Wednesday, December 10, 2014

Big Music Words of the Week: Perpetual Motion

Hello, blossoming Impressionist experts! During the last several weeks in lessons we've been talking about "perpetual motion," an idea Impressionist composers used a lot in their pieces.

Perpetual motion just means movement that never stops. In music, perpetual motion gives the listener the idea that the music is always moving forward. Perpetual motion is created by using a lot of short notes, like eighth notes and sixteenth notes. Very often music with a lot of motion creates ideas of water, wind, snowfall, or other images found in nature.

This week's listening piece, "Une Barque sur L'Ocean" or "Boat on the Ocean," uses perpetual motion to create images of waves and moving water.
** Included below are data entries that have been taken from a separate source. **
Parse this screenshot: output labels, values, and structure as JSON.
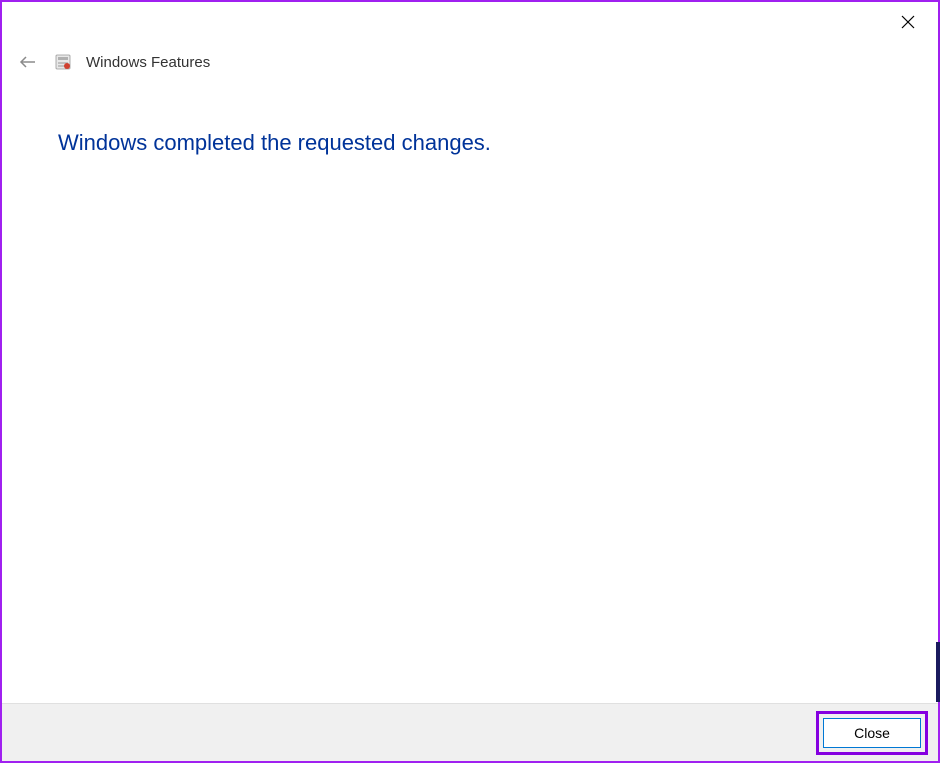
{
  "header": {
    "title": "Windows Features"
  },
  "main": {
    "message": "Windows completed the requested changes."
  },
  "footer": {
    "close_label": "Close"
  }
}
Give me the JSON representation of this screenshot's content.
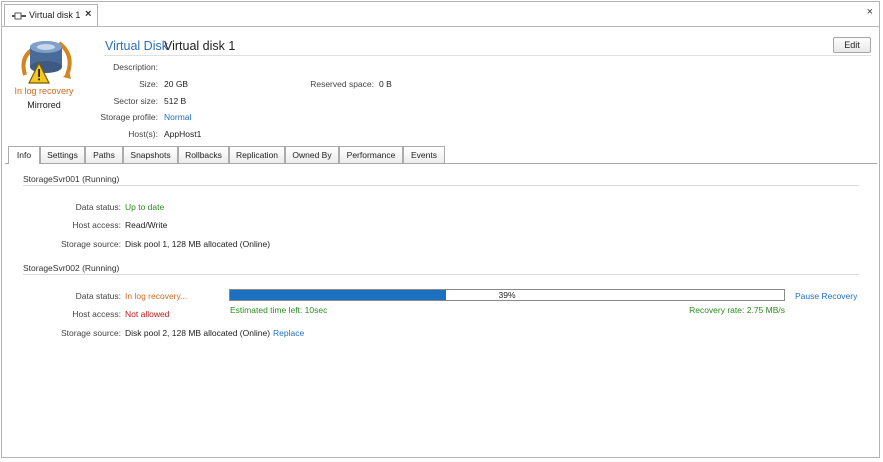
{
  "document_tab": {
    "label": "Virtual disk 1",
    "close": "×",
    "icon": "virtual-disk-icon"
  },
  "window": {
    "close": "×"
  },
  "header": {
    "type_label": "Virtual Disk",
    "name": "Virtual disk 1",
    "edit_label": "Edit",
    "status": "In log recovery",
    "mode": "Mirrored",
    "icon": "disk-warning-icon"
  },
  "properties": {
    "description": {
      "label": "Description:",
      "value": ""
    },
    "size": {
      "label": "Size:",
      "value": "20 GB"
    },
    "sector_size": {
      "label": "Sector size:",
      "value": "512 B"
    },
    "storage_profile": {
      "label": "Storage profile:",
      "value": "Normal"
    },
    "hosts": {
      "label": "Host(s):",
      "value": "AppHost1"
    },
    "reserved_space": {
      "label": "Reserved space:",
      "value": "0 B"
    }
  },
  "tabs": [
    "Info",
    "Settings",
    "Paths",
    "Snapshots",
    "Rollbacks",
    "Replication",
    "Owned By",
    "Performance",
    "Events"
  ],
  "server1": {
    "title": "StorageSvr001 (Running)",
    "data_status_label": "Data status:",
    "data_status": "Up to date",
    "host_access_label": "Host access:",
    "host_access": "Read/Write",
    "storage_source_label": "Storage source:",
    "storage_source": "Disk pool 1, 128 MB allocated (Online)"
  },
  "server2": {
    "title": "StorageSvr002 (Running)",
    "data_status_label": "Data status:",
    "data_status": "In log recovery...",
    "host_access_label": "Host access:",
    "host_access": "Not allowed",
    "storage_source_label": "Storage source:",
    "storage_source": "Disk pool 2, 128 MB allocated (Online)",
    "replace_label": "Replace",
    "progress_percent": 39,
    "progress_text": "39%",
    "estimated_time": "Estimated time left: 10sec",
    "recovery_rate": "Recovery rate: 2.75 MB/s",
    "pause_label": "Pause Recovery"
  },
  "colors": {
    "link": "#1f6fc5",
    "ok": "#2a8c1e",
    "warning": "#d2691e",
    "error": "#c01818",
    "progress": "#1d6fc0"
  }
}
This piece was composed by Maurice Ravel, one of the great Impressionist composers of the period.

As you listen, try to find places where Ravel uses both dissonance and perpetual motion together. Can you use his piece as inspiration for the piece about winter we're writing?